Varied generations have different views on working with coworkers, being a good manager, and handling difficult situations. Google explored these differences as the tech giant supported the U.S. Women of Color in Business: Cross-Generation Study.
Bonita C. Stewart and Jaqueline Adams, co-authors of "A Blessing: Women of Color Teaming Up to Lead, Empower and Thrive," and polling firm Quadrant Strategies examined the work lives of American women "desk workers" and students across four demographic groups (Gen Z, Millennials, Gen X, Boomers), four races, and eight industries (Black, LatinX, Asian and White). The study surveyed 4,300 people in 2022. Stewart and Adams have done similar study for 3 years.
"We consider this ground-breaking research as another lens to guide our internal operations," said Melonie Parker, Google's top diversity officer.
Jaqueline Adams, co-author of the report, spoke to The Root about its value and what she thinks managers will learn from it.
“Google's sponsorship shows they value our work and believe our insights can improve management across industries,” she said.
Adams says she and Stewart were the only black employees for most of their careers. By helping organizations understand the effects of cultural and generational diversity on productivity, she believes they can establish and keep more diverse teams.
“People of color between 19 and 27 are about to dominate the workforce, according to the census. Millennials and Gen Z are poised to take over. That's why we should consider their job and workplace views.”
"The Only" Speaks Truth to Power
Millennials aren't scared to bring up workplace prejudice, which is a defining trait. 61% of Black Millennial women feel fine addressing race. This contrasts with past generations, who were told to blend in. The Crown Act, just passed by the House of Representatives, protects persons from unfair treatment based on their hairstyle.
Even though many Millennials of color work alone, they speak up. Black women were the only person of their race in the workplace 46% of the time. 55% of Millennials are the sole person of their race at work. In a post-George Floyd context, Stewart and Adams found this "onlyness" to be highly distressing. Lack of diversity makes some women feel isolated and criticized at work. 32% of Black women and 16% of White women said their job is scrutinized based on ethnicity or gender.
"Onlyness" hasn't affected Black women's willingness to collaborate with coworkers. 53% of Millennials, 67% of Gen Xers, and 76% of Boomers indicated they would mentor "anyone who begs for help, regardless of race or gender."

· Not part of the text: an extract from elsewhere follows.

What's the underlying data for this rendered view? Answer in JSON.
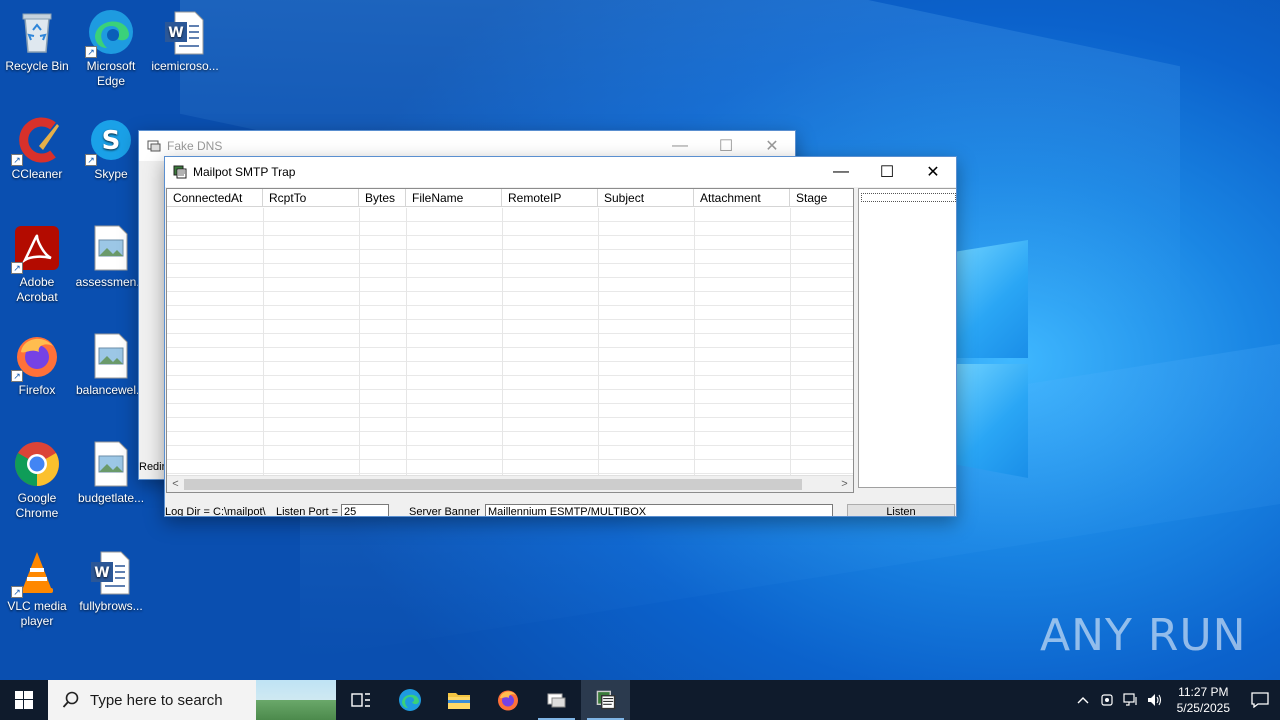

Diversification Boosts Profits
Adams and Stewart want managers to know that a varied workforce will boost performance and profitability as the world becomes more diverse. The best team leaders can handle diverse cultural and generational teams.

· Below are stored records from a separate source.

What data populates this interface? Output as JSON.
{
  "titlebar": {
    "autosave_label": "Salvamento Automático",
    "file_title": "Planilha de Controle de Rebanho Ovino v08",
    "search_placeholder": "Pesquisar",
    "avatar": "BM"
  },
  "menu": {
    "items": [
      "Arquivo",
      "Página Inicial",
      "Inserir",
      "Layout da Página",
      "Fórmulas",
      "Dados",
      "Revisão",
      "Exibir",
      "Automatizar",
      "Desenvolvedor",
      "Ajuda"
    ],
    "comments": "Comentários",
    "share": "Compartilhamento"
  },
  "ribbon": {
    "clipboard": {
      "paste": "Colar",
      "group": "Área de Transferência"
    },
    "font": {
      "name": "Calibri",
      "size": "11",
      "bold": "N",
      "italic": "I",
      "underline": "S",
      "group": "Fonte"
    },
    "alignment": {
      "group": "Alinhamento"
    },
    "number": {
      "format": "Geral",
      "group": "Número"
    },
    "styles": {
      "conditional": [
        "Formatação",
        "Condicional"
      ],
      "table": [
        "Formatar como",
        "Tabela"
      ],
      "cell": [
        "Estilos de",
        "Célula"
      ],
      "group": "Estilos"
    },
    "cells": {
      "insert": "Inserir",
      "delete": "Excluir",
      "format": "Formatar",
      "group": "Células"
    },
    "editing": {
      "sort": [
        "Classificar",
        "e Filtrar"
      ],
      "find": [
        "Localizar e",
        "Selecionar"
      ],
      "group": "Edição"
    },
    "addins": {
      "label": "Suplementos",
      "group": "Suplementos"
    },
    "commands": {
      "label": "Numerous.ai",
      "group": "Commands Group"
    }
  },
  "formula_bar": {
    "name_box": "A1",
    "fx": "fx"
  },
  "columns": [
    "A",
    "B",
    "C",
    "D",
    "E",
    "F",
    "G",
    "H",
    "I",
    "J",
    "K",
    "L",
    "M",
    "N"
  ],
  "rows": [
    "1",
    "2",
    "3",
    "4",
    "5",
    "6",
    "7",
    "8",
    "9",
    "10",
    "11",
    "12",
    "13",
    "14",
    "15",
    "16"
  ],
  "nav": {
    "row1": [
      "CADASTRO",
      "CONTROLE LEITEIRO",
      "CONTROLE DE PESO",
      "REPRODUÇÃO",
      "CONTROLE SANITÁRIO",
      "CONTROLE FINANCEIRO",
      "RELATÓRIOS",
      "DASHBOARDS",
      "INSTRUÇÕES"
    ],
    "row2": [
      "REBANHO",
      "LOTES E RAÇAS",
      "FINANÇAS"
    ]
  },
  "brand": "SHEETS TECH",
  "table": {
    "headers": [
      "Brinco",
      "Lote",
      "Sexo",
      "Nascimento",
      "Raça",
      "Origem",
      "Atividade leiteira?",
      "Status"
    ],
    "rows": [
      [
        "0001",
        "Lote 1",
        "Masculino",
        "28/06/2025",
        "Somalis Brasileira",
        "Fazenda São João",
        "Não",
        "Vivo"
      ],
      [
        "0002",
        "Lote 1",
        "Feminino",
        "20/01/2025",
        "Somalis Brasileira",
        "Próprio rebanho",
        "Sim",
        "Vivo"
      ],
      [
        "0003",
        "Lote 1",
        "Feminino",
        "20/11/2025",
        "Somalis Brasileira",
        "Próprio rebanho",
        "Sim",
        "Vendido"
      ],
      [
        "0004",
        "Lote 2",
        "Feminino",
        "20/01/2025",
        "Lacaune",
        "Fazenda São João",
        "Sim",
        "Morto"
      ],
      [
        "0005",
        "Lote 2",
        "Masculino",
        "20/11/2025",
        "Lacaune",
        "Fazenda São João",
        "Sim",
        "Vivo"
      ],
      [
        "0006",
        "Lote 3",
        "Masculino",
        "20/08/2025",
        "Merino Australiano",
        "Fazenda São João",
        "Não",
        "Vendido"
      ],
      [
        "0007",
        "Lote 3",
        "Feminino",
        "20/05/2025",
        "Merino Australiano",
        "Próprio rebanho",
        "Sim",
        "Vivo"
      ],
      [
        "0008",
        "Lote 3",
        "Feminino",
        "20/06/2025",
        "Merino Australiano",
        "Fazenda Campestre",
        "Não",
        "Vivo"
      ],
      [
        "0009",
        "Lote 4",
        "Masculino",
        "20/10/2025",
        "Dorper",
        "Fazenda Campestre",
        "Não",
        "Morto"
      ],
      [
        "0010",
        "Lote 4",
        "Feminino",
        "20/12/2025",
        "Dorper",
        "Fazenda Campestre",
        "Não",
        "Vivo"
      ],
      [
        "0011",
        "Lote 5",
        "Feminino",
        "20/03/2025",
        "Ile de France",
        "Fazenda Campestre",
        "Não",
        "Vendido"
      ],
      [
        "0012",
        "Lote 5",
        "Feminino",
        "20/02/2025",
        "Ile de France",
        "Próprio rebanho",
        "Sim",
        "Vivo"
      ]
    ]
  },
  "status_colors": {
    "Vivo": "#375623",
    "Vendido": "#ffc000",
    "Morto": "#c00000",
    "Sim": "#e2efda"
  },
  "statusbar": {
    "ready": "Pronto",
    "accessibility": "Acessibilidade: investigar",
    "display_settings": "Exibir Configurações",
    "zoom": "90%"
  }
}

"We often talk about cultural intelligence and fostering belonging and well-being. My generation never discussed it. They're special. They'll move because they're confident and smart. They know alternatives, which is a concern for managers and an opportunity for VCs.

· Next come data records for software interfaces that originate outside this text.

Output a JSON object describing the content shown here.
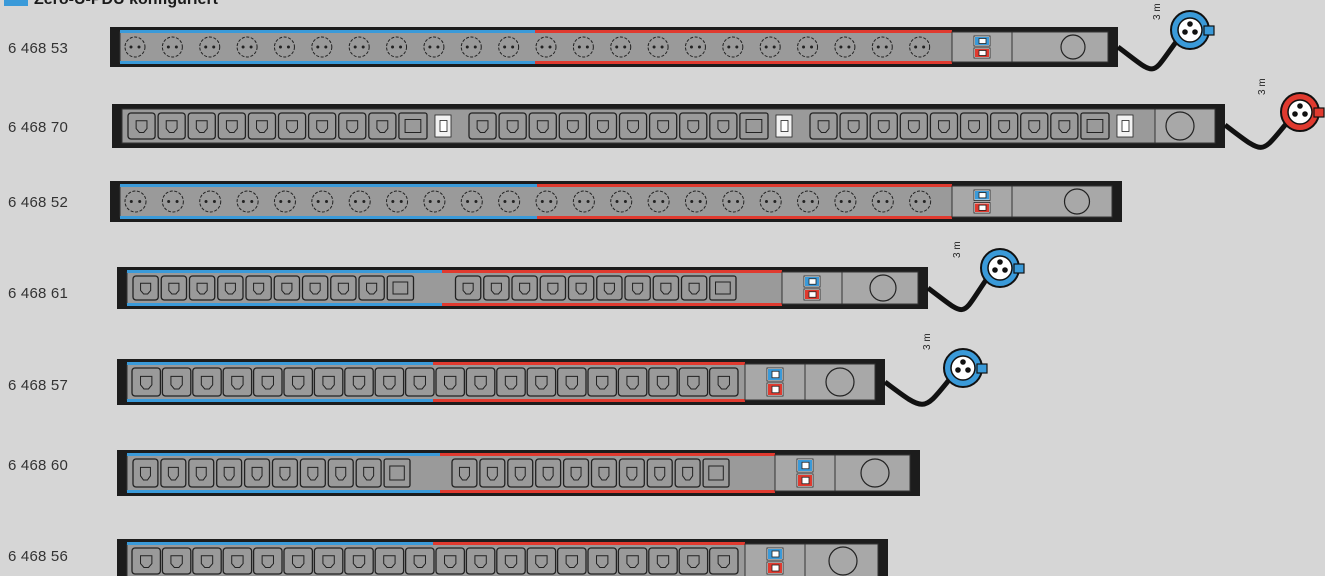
{
  "header": {
    "title": "Zero-U-PDU konfiguriert"
  },
  "cable_label": "3 m",
  "colors": {
    "phase_a": "#3a9ad9",
    "phase_b": "#e03a2f",
    "body": "#9a9a9a",
    "frame": "#1c1c1c",
    "background": "#d6d6d6"
  },
  "rows": [
    {
      "label": "6 468 53",
      "socket_type": "schuko",
      "cable": true,
      "plug_color": "blue",
      "sections": 2
    },
    {
      "label": "6 468 70",
      "socket_type": "c13-c19",
      "cable": true,
      "plug_color": "red",
      "sections": 3
    },
    {
      "label": "6 468 52",
      "socket_type": "schuko",
      "cable": false,
      "sections": 2
    },
    {
      "label": "6 468 61",
      "socket_type": "c13-c19",
      "cable": true,
      "plug_color": "blue",
      "sections": 2
    },
    {
      "label": "6 468 57",
      "socket_type": "c13",
      "cable": true,
      "plug_color": "blue",
      "sections": 2
    },
    {
      "label": "6 468 60",
      "socket_type": "c13-c19",
      "cable": false,
      "sections": 2
    },
    {
      "label": "6 468 56",
      "socket_type": "c13",
      "cable": false,
      "sections": 2
    }
  ]
}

Black Women Are Independent
As more women of color choose entrepreneurship and side-hustles over unappreciated jobs, firms that aren't inclusive could suffer. J.P. Morgan says black women are the fastest-growing U.S. entrepreneurs. More Black respondents (32%) than White respondents (14% in 2020) said they formed or co-founded their current firm. 68% of Black Millennials indicated they could easily find another job if they couldn't start their own business.
Adams thinks managers will use the entrepreneurial mindset of women of color when her study's results are released. "Emphasizing exceptional managers may make the workplace more productive for everyone,” said Adams.